Your goal |
Which lines in the records below contain the word "description"? Report each of them.

(Source data)
____________

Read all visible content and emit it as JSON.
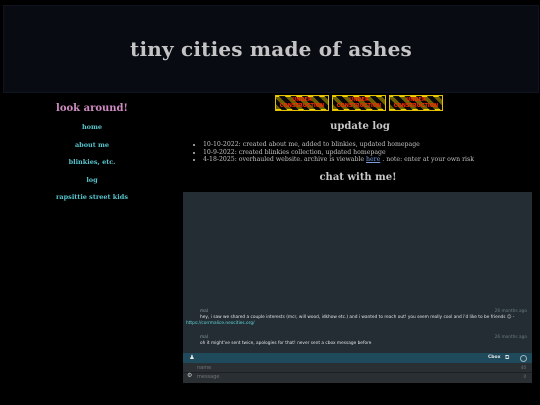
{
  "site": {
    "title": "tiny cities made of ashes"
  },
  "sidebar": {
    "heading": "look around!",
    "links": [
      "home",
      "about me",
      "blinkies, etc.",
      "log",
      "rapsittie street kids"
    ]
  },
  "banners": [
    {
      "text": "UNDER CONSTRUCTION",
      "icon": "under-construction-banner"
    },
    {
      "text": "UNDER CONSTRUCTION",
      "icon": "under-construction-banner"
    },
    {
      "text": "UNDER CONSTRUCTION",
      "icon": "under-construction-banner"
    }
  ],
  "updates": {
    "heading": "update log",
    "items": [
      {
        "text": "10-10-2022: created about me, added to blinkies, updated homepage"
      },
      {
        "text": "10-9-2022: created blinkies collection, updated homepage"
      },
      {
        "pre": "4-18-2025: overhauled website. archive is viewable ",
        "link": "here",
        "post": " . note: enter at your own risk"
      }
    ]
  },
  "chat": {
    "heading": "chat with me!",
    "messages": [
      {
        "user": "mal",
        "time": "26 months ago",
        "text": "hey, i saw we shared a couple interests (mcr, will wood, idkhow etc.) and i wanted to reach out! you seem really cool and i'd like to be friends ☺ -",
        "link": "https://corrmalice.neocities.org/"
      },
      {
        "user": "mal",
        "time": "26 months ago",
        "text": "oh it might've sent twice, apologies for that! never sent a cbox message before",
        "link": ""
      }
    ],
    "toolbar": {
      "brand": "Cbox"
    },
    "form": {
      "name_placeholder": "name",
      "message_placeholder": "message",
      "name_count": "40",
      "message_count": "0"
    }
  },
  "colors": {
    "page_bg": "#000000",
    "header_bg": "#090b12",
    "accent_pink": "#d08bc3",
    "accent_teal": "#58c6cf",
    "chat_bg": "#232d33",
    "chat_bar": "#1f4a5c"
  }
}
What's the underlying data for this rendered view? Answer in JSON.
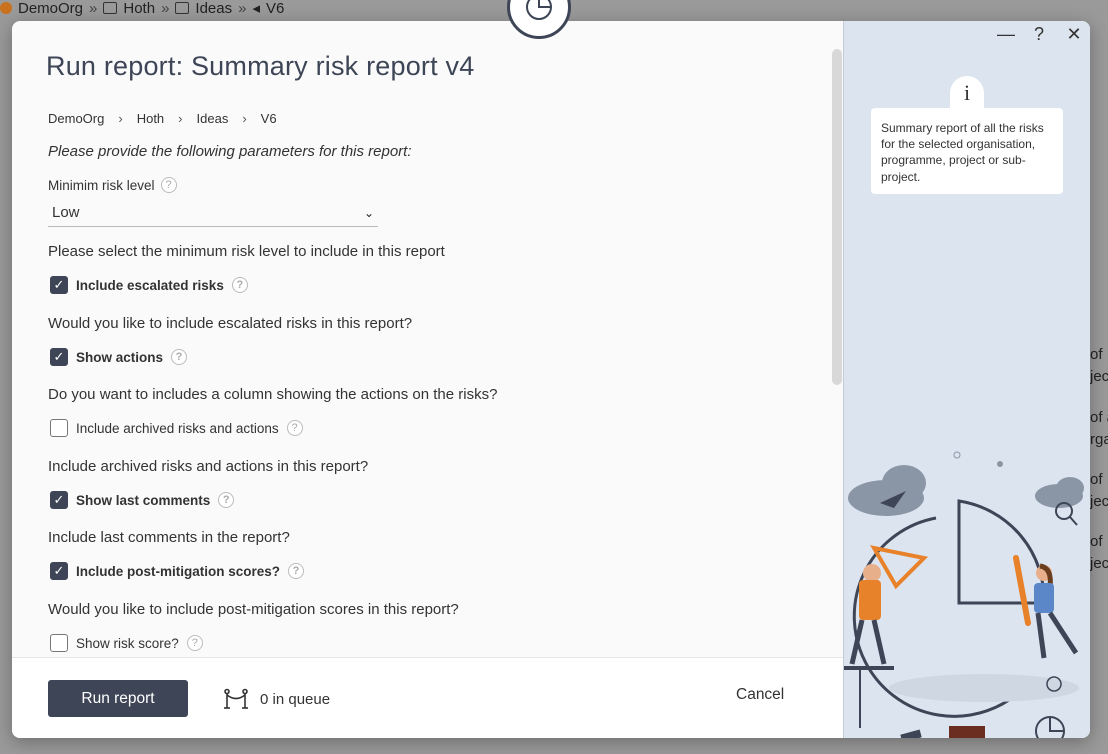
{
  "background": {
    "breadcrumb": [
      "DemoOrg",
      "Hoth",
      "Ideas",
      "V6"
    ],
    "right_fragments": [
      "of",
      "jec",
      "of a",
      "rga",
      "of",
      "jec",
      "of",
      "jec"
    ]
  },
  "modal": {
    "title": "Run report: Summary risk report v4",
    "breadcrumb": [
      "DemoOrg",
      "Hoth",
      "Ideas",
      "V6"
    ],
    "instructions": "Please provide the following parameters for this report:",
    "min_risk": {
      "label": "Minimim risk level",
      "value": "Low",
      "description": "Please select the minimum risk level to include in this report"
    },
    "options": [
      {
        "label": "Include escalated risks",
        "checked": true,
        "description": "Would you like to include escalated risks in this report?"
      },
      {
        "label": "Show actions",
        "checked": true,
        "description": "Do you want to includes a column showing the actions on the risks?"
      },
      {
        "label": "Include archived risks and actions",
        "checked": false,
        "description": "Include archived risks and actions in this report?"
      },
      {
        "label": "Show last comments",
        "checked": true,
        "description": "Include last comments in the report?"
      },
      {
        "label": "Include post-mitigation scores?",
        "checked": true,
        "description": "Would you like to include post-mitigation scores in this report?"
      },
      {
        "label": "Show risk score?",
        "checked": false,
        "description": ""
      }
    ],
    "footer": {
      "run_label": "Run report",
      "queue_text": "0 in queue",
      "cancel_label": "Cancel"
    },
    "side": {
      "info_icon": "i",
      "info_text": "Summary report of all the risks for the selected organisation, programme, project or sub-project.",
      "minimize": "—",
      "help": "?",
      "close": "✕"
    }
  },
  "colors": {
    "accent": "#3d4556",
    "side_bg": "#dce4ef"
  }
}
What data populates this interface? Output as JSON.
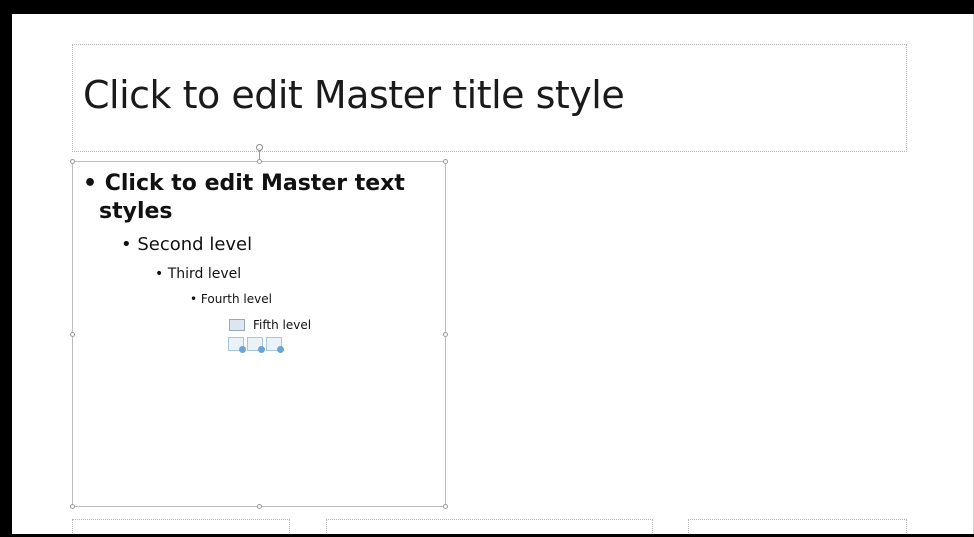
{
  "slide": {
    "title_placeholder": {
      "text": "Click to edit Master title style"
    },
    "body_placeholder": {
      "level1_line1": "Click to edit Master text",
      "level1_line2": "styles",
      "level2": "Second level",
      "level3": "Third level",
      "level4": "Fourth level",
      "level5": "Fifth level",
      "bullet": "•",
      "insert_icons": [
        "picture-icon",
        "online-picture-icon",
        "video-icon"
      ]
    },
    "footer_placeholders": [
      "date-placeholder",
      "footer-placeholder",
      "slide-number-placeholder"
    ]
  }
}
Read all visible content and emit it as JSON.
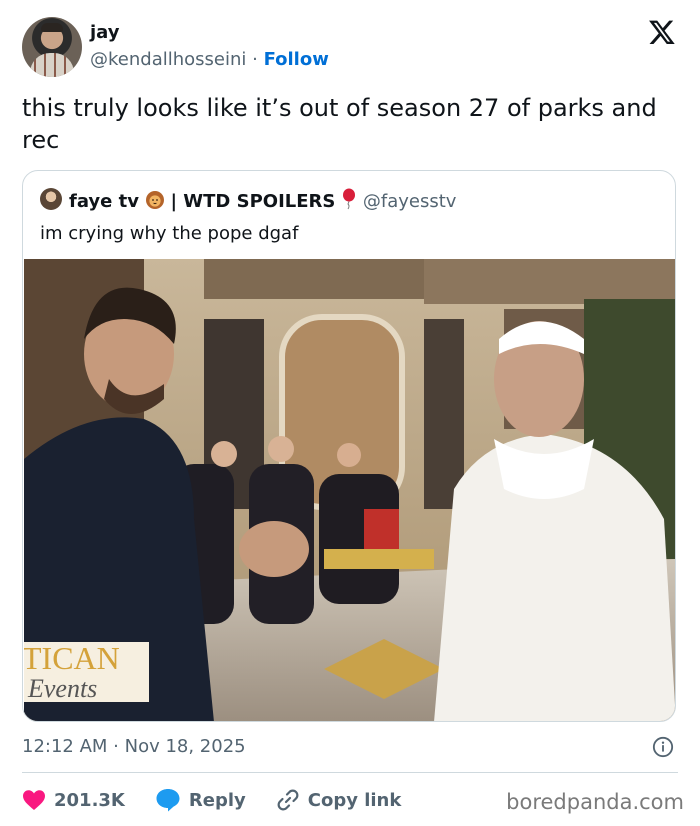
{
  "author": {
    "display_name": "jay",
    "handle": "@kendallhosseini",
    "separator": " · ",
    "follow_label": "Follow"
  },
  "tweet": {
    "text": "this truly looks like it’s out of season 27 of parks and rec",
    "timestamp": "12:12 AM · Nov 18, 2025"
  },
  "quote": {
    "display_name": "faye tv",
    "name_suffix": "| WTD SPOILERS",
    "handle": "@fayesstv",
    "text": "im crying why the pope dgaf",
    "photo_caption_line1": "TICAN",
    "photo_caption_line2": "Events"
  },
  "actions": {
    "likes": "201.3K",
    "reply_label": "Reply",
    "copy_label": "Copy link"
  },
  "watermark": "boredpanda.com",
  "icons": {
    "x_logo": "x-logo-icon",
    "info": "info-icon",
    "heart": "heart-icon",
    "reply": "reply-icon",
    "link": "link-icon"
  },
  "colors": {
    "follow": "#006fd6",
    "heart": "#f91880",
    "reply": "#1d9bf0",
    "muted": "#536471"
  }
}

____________

Solution for this exercise |
      "description": "Please select the minimum risk level to include in this report"
        "description": "Would you like to include escalated risks in this report?"
        "description": "Do you want to includes a column showing the actions on the risks?"
        "description": "Include archived risks and actions in this report?"
        "description": "Include last comments in the report?"
        "description": "Would you like to include post-mitigation scores in this report?"
        "description": ""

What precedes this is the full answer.